## [WORK INSTRUCTION]
Make a tally of the lines in the records that include the string "Sport", and give only that number.

## [RECORDS SHOWN]

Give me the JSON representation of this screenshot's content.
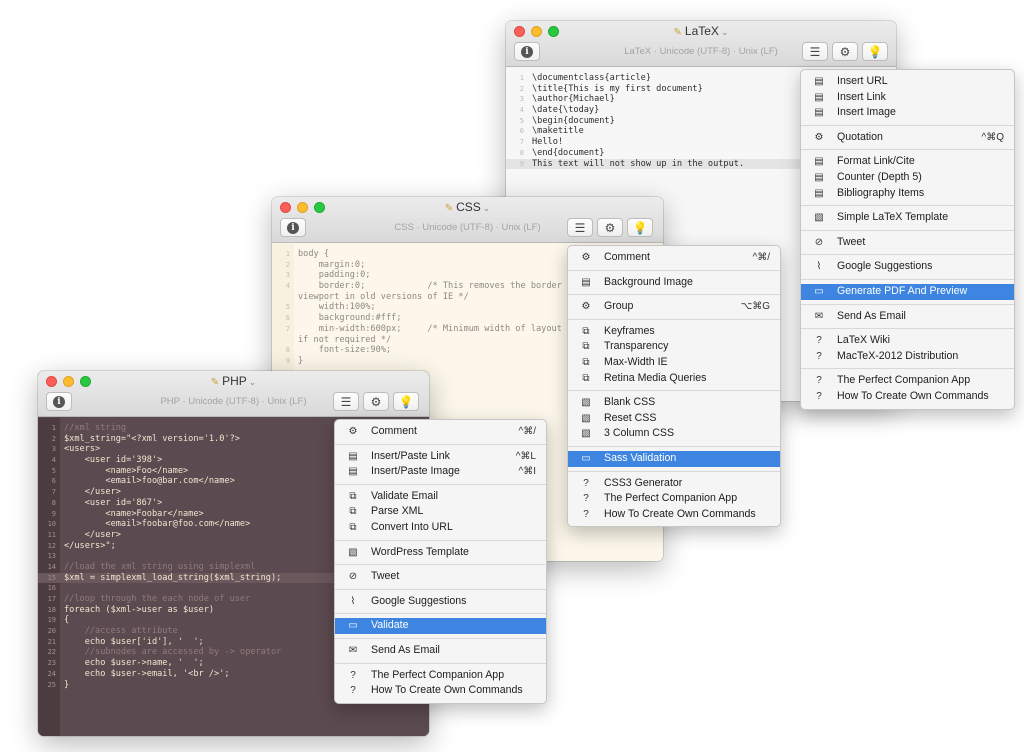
{
  "latex": {
    "title": "LaTeX",
    "subtitle": "LaTeX · Unicode (UTF-8) · Unix (LF)",
    "code": [
      "\\documentclass{article}",
      "\\title{This is my first document}",
      "\\author{Michael}",
      "\\date{\\today}",
      "\\begin{document}",
      "\\maketitle",
      "Hello!",
      "\\end{document}",
      "This text will not show up in the output."
    ],
    "menu": [
      {
        "icon": "doc",
        "label": "Insert URL",
        "shortcut": ""
      },
      {
        "icon": "doc",
        "label": "Insert Link",
        "shortcut": ""
      },
      {
        "icon": "doc",
        "label": "Insert Image",
        "shortcut": ""
      },
      {
        "sep": true
      },
      {
        "icon": "gear",
        "label": "Quotation",
        "shortcut": "^⌘Q"
      },
      {
        "sep": true
      },
      {
        "icon": "doc",
        "label": "Format Link/Cite",
        "shortcut": ""
      },
      {
        "icon": "doc",
        "label": "Counter (Depth 5)",
        "shortcut": ""
      },
      {
        "icon": "doc",
        "label": "Bibliography Items",
        "shortcut": ""
      },
      {
        "sep": true
      },
      {
        "icon": "template",
        "label": "Simple LaTeX Template",
        "shortcut": ""
      },
      {
        "sep": true
      },
      {
        "icon": "compass",
        "label": "Tweet",
        "shortcut": ""
      },
      {
        "sep": true
      },
      {
        "icon": "clip",
        "label": "Google Suggestions",
        "shortcut": ""
      },
      {
        "sep": true
      },
      {
        "icon": "terminal",
        "label": "Generate PDF And Preview",
        "shortcut": "",
        "selected": true
      },
      {
        "sep": true
      },
      {
        "icon": "mail",
        "label": "Send As Email",
        "shortcut": ""
      },
      {
        "sep": true
      },
      {
        "icon": "help",
        "label": "LaTeX Wiki",
        "shortcut": ""
      },
      {
        "icon": "help",
        "label": "MacTeX-2012 Distribution",
        "shortcut": ""
      },
      {
        "sep": true
      },
      {
        "icon": "help",
        "label": "The Perfect Companion App",
        "shortcut": ""
      },
      {
        "icon": "help",
        "label": "How To Create Own Commands",
        "shortcut": ""
      }
    ]
  },
  "css": {
    "title": "CSS",
    "subtitle": "CSS · Unicode (UTF-8) · Unix (LF)",
    "code": [
      "body {",
      "    margin:0;",
      "    padding:0;",
      "    border:0;            /* This removes the border",
      "viewport in old versions of IE */",
      "    width:100%;",
      "    background:#fff;",
      "    min-width:600px;     /* Minimum width of layout",
      "if not required */",
      "    font-size:90%;",
      "}"
    ],
    "line_numbers": [
      "1",
      "2",
      "3",
      "4",
      "",
      "5",
      "6",
      "7",
      "",
      "8",
      "9"
    ],
    "menu": [
      {
        "icon": "gear",
        "label": "Comment",
        "shortcut": "^⌘/"
      },
      {
        "sep": true
      },
      {
        "icon": "doc",
        "label": "Background Image",
        "shortcut": ""
      },
      {
        "sep": true
      },
      {
        "icon": "gear",
        "label": "Group",
        "shortcut": "⌥⌘G"
      },
      {
        "sep": true
      },
      {
        "icon": "snippet",
        "label": "Keyframes",
        "shortcut": ""
      },
      {
        "icon": "snippet",
        "label": "Transparency",
        "shortcut": ""
      },
      {
        "icon": "snippet",
        "label": "Max-Width IE",
        "shortcut": ""
      },
      {
        "icon": "snippet",
        "label": "Retina Media Queries",
        "shortcut": ""
      },
      {
        "sep": true
      },
      {
        "icon": "template",
        "label": "Blank CSS",
        "shortcut": ""
      },
      {
        "icon": "template",
        "label": "Reset CSS",
        "shortcut": ""
      },
      {
        "icon": "template",
        "label": "3 Column CSS",
        "shortcut": ""
      },
      {
        "sep": true
      },
      {
        "icon": "terminal",
        "label": "Sass Validation",
        "shortcut": "",
        "selected": true
      },
      {
        "sep": true
      },
      {
        "icon": "help",
        "label": "CSS3 Generator",
        "shortcut": ""
      },
      {
        "icon": "help",
        "label": "The Perfect Companion App",
        "shortcut": ""
      },
      {
        "icon": "help",
        "label": "How To Create Own Commands",
        "shortcut": ""
      }
    ]
  },
  "php": {
    "title": "PHP",
    "subtitle": "PHP · Unicode (UTF-8) · Unix (LF)",
    "code": [
      {
        "t": "//xml string",
        "c": true
      },
      {
        "t": "$xml_string=\"<?xml version='1.0'?>",
        "c": false
      },
      {
        "t": "<users>",
        "c": false
      },
      {
        "t": "    <user id='398'>",
        "c": false
      },
      {
        "t": "        <name>Foo</name>",
        "c": false
      },
      {
        "t": "        <email>foo@bar.com</name>",
        "c": false
      },
      {
        "t": "    </user>",
        "c": false
      },
      {
        "t": "    <user id='867'>",
        "c": false
      },
      {
        "t": "        <name>Foobar</name>",
        "c": false
      },
      {
        "t": "        <email>foobar@foo.com</name>",
        "c": false
      },
      {
        "t": "    </user>",
        "c": false
      },
      {
        "t": "</users>\";",
        "c": false
      },
      {
        "t": "",
        "c": false
      },
      {
        "t": "//load the xml string using simplexml",
        "c": true
      },
      {
        "t": "$xml = simplexml_load_string($xml_string);",
        "c": false,
        "hl": true
      },
      {
        "t": "",
        "c": false
      },
      {
        "t": "//loop through the each node of user",
        "c": true
      },
      {
        "t": "foreach ($xml->user as $user)",
        "c": false
      },
      {
        "t": "{",
        "c": false
      },
      {
        "t": "    //access attribute",
        "c": true
      },
      {
        "t": "    echo $user['id'], '  ';",
        "c": false
      },
      {
        "t": "    //subnodes are accessed by -> operator",
        "c": true
      },
      {
        "t": "    echo $user->name, '  ';",
        "c": false
      },
      {
        "t": "    echo $user->email, '<br />';",
        "c": false
      },
      {
        "t": "}",
        "c": false
      }
    ],
    "menu": [
      {
        "icon": "gear",
        "label": "Comment",
        "shortcut": "^⌘/"
      },
      {
        "sep": true
      },
      {
        "icon": "doc",
        "label": "Insert/Paste Link",
        "shortcut": "^⌘L"
      },
      {
        "icon": "doc",
        "label": "Insert/Paste Image",
        "shortcut": "^⌘I"
      },
      {
        "sep": true
      },
      {
        "icon": "snippet",
        "label": "Validate Email",
        "shortcut": ""
      },
      {
        "icon": "snippet",
        "label": "Parse XML",
        "shortcut": ""
      },
      {
        "icon": "snippet",
        "label": "Convert Into URL",
        "shortcut": ""
      },
      {
        "sep": true
      },
      {
        "icon": "template",
        "label": "WordPress Template",
        "shortcut": ""
      },
      {
        "sep": true
      },
      {
        "icon": "compass",
        "label": "Tweet",
        "shortcut": ""
      },
      {
        "sep": true
      },
      {
        "icon": "clip",
        "label": "Google Suggestions",
        "shortcut": ""
      },
      {
        "sep": true
      },
      {
        "icon": "terminal",
        "label": "Validate",
        "shortcut": "",
        "selected": true
      },
      {
        "sep": true
      },
      {
        "icon": "mail",
        "label": "Send As Email",
        "shortcut": ""
      },
      {
        "sep": true
      },
      {
        "icon": "help",
        "label": "The Perfect Companion App",
        "shortcut": ""
      },
      {
        "icon": "help",
        "label": "How To Create Own Commands",
        "shortcut": ""
      }
    ]
  },
  "icons": {
    "doc": "doc-icon",
    "gear": "gear-icon",
    "template": "template-icon",
    "compass": "compass-icon",
    "clip": "paperclip-icon",
    "terminal": "terminal-icon",
    "mail": "mail-icon",
    "help": "help-icon",
    "snippet": "snippet-icon"
  },
  "colors": {
    "selection": "#3d85e0",
    "php_bg": "#5b4a4f",
    "css_bg": "#fcf7ea",
    "latex_bg": "#f7f7f7"
  }
}
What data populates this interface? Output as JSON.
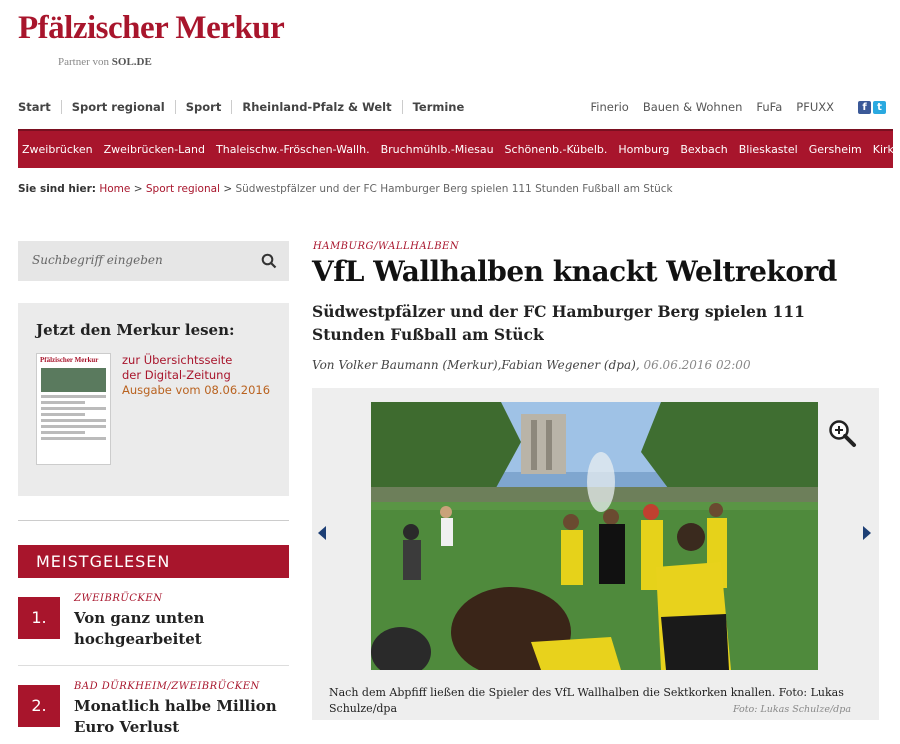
{
  "logo": {
    "text": "Pfälzischer Merkur"
  },
  "partner": {
    "prefix": "Partner von",
    "brand": "SOL.DE"
  },
  "nav": {
    "main": [
      "Start",
      "Sport regional",
      "Sport",
      "Rheinland-Pfalz & Welt",
      "Termine"
    ],
    "secondary": [
      "Finerio",
      "Bauen & Wohnen",
      "FuFa",
      "PFUXX"
    ]
  },
  "regions": [
    "Zweibrücken",
    "Zweibrücken-Land",
    "Thaleischw.-Fröschen-Wallh.",
    "Bruchmühlb.-Miesau",
    "Schönenb.-Kübelb.",
    "Homburg",
    "Bexbach",
    "Blieskastel",
    "Gersheim",
    "Kirkel"
  ],
  "breadcrumb": {
    "label": "Sie sind hier:",
    "home": "Home",
    "section": "Sport regional",
    "current": "Südwestpfälzer und der FC Hamburger Berg spielen 111 Stunden Fußball am Stück"
  },
  "search": {
    "placeholder": "Suchbegriff eingeben"
  },
  "epaper": {
    "title": "Jetzt den Merkur lesen:",
    "thumb_masthead": "Pfälzischer Merkur",
    "link1": "zur Übersichtsseite",
    "link2": "der Digital-Zeitung",
    "issue": "Ausgabe vom 08.06.2016"
  },
  "meistgelesen": {
    "title": "MEISTGELESEN",
    "items": [
      {
        "num": "1.",
        "category": "ZWEIBRÜCKEN",
        "title": "Von ganz unten hochgearbeitet"
      },
      {
        "num": "2.",
        "category": "BAD DÜRKHEIM/ZWEIBRÜCKEN",
        "title": "Monatlich halbe Million Euro Verlust"
      }
    ]
  },
  "article": {
    "kicker": "HAMBURG/WALLHALBEN",
    "headline": "VfL Wallhalben knackt Weltrekord",
    "subhead": "Südwestpfälzer und der FC Hamburger Berg spielen 111 Stunden Fußball am Stück",
    "byline": "Von Volker Baumann (Merkur),Fabian Wegener (dpa),",
    "date": "06.06.2016 02:00",
    "caption": "Nach dem Abpfiff ließen die Spieler des VfL Wallhalben die Sektkorken knallen. Foto: Lukas Schulze/dpa",
    "credit": "Foto: Lukas Schulze/dpa"
  },
  "colors": {
    "brand": "#a8152c",
    "arrow": "#1d3f75"
  }
}
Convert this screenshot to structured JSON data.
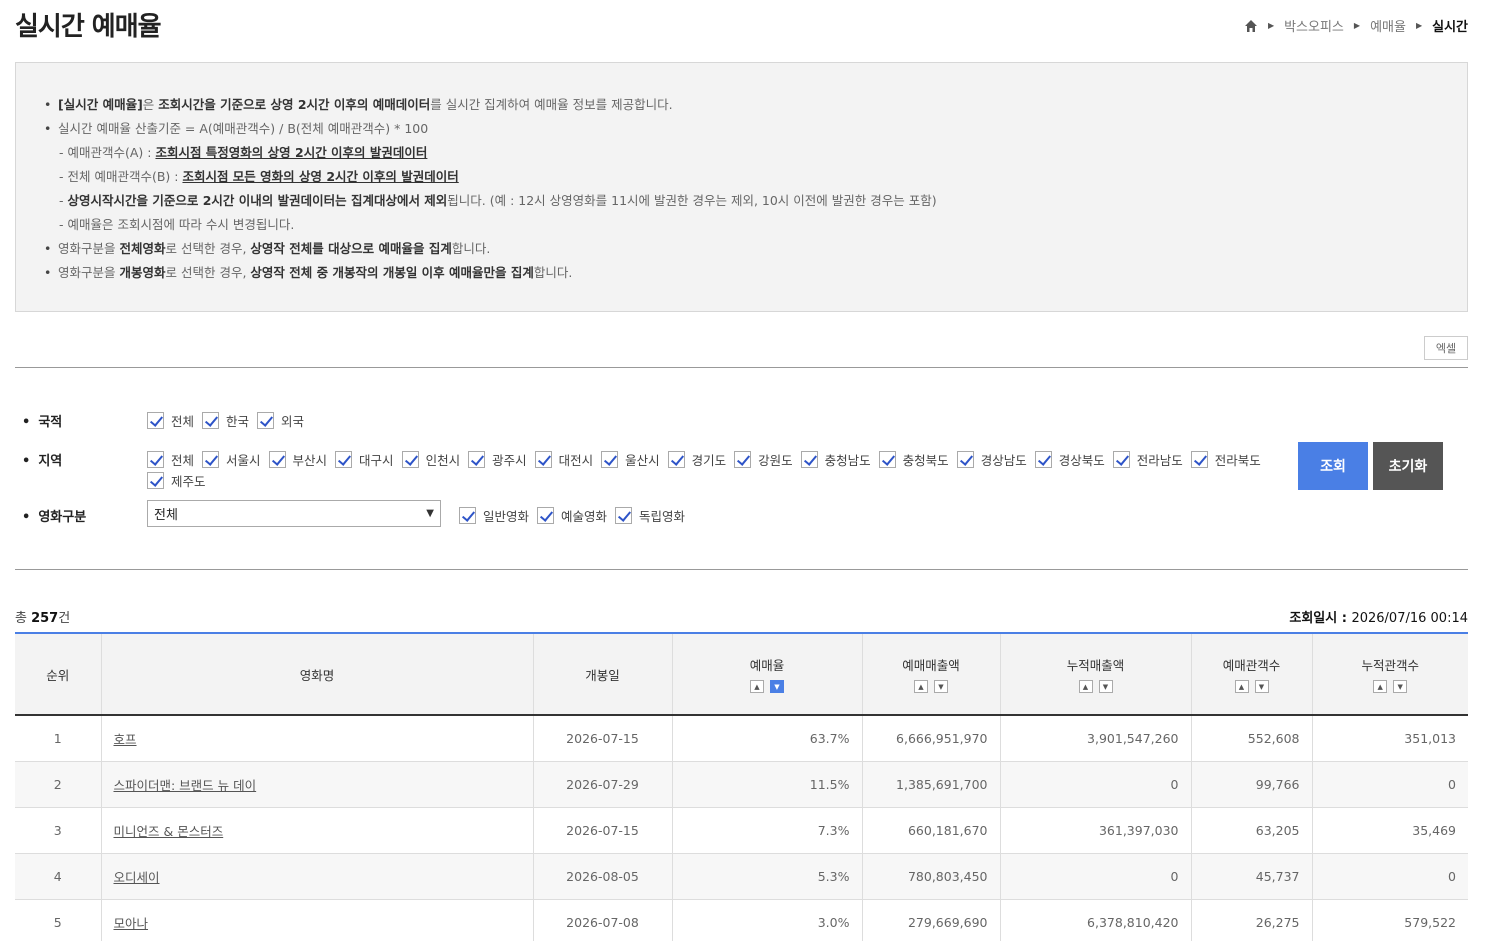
{
  "page": {
    "title": "실시간 예매율"
  },
  "breadcrumb": {
    "items": [
      "박스오피스",
      "예매율"
    ],
    "current": "실시간"
  },
  "info": {
    "l1": {
      "a": "[실시간 예매율]",
      "b": "은 ",
      "c": "조회시간을 기준으로 상영 2시간 이후의 예매데이터",
      "d": "를 실시간 집계하여 예매율 정보를 제공합니다."
    },
    "l2": "실시간 예매율 산출기준 = A(예매관객수) / B(전체 예매관객수) * 100",
    "l3": {
      "a": "- 예매관객수(A) : ",
      "b": "조회시점 특정영화의 상영 2시간 이후의 발권데이터"
    },
    "l4": {
      "a": "- 전체 예매관객수(B) : ",
      "b": "조회시점 모든 영화의 상영 2시간 이후의 발권데이터"
    },
    "l5": {
      "a": "- ",
      "b": "상영시작시간을 기준으로 2시간 이내의 발권데이터는 집계대상에서 제외",
      "c": "됩니다. (예 : 12시 상영영화를 11시에 발권한 경우는 제외, 10시 이전에 발권한 경우는 포함)"
    },
    "l6": "- 예매율은 조회시점에 따라 수시 변경됩니다.",
    "l7": {
      "a": "영화구분을 ",
      "b": "전체영화",
      "c": "로 선택한 경우, ",
      "d": "상영작 전체를 대상으로 예매율을 집계",
      "e": "합니다."
    },
    "l8": {
      "a": "영화구분을 ",
      "b": "개봉영화",
      "c": "로 선택한 경우, ",
      "d": "상영작 전체 중 개봉작의 개봉일 이후 예매율만을 집계",
      "e": "합니다."
    }
  },
  "excel_label": "엑셀",
  "filters": {
    "nationality": {
      "label": "국적",
      "options": [
        "전체",
        "한국",
        "외국"
      ]
    },
    "region": {
      "label": "지역",
      "options": [
        "전체",
        "서울시",
        "부산시",
        "대구시",
        "인천시",
        "광주시",
        "대전시",
        "울산시",
        "경기도",
        "강원도",
        "충청남도",
        "충청북도",
        "경상남도",
        "경상북도",
        "전라남도",
        "전라북도",
        "제주도"
      ]
    },
    "movie_type": {
      "label": "영화구분",
      "selected": "전체",
      "options": [
        "일반영화",
        "예술영화",
        "독립영화"
      ]
    }
  },
  "buttons": {
    "search": "조회",
    "reset": "초기화"
  },
  "summary": {
    "total_prefix": "총 ",
    "total_count": "257",
    "total_suffix": "건",
    "query_label": "조회일시 : ",
    "query_value": "2026/07/16 00:14"
  },
  "table": {
    "headers": [
      "순위",
      "영화명",
      "개봉일",
      "예매율",
      "예매매출액",
      "누적매출액",
      "예매관객수",
      "누적관객수"
    ],
    "rows": [
      [
        "1",
        "호프",
        "2026-07-15",
        "63.7%",
        "6,666,951,970",
        "3,901,547,260",
        "552,608",
        "351,013"
      ],
      [
        "2",
        "스파이더맨: 브랜드 뉴 데이",
        "2026-07-29",
        "11.5%",
        "1,385,691,700",
        "0",
        "99,766",
        "0"
      ],
      [
        "3",
        "미니언즈 & 몬스터즈",
        "2026-07-15",
        "7.3%",
        "660,181,670",
        "361,397,030",
        "63,205",
        "35,469"
      ],
      [
        "4",
        "오디세이",
        "2026-08-05",
        "5.3%",
        "780,803,450",
        "0",
        "45,737",
        "0"
      ],
      [
        "5",
        "모아나",
        "2026-07-08",
        "3.0%",
        "279,669,690",
        "6,378,810,420",
        "26,275",
        "579,522"
      ]
    ]
  },
  "colors": {
    "accent": "#4a7fe5",
    "reset": "#555555"
  }
}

## [ANSWER]
3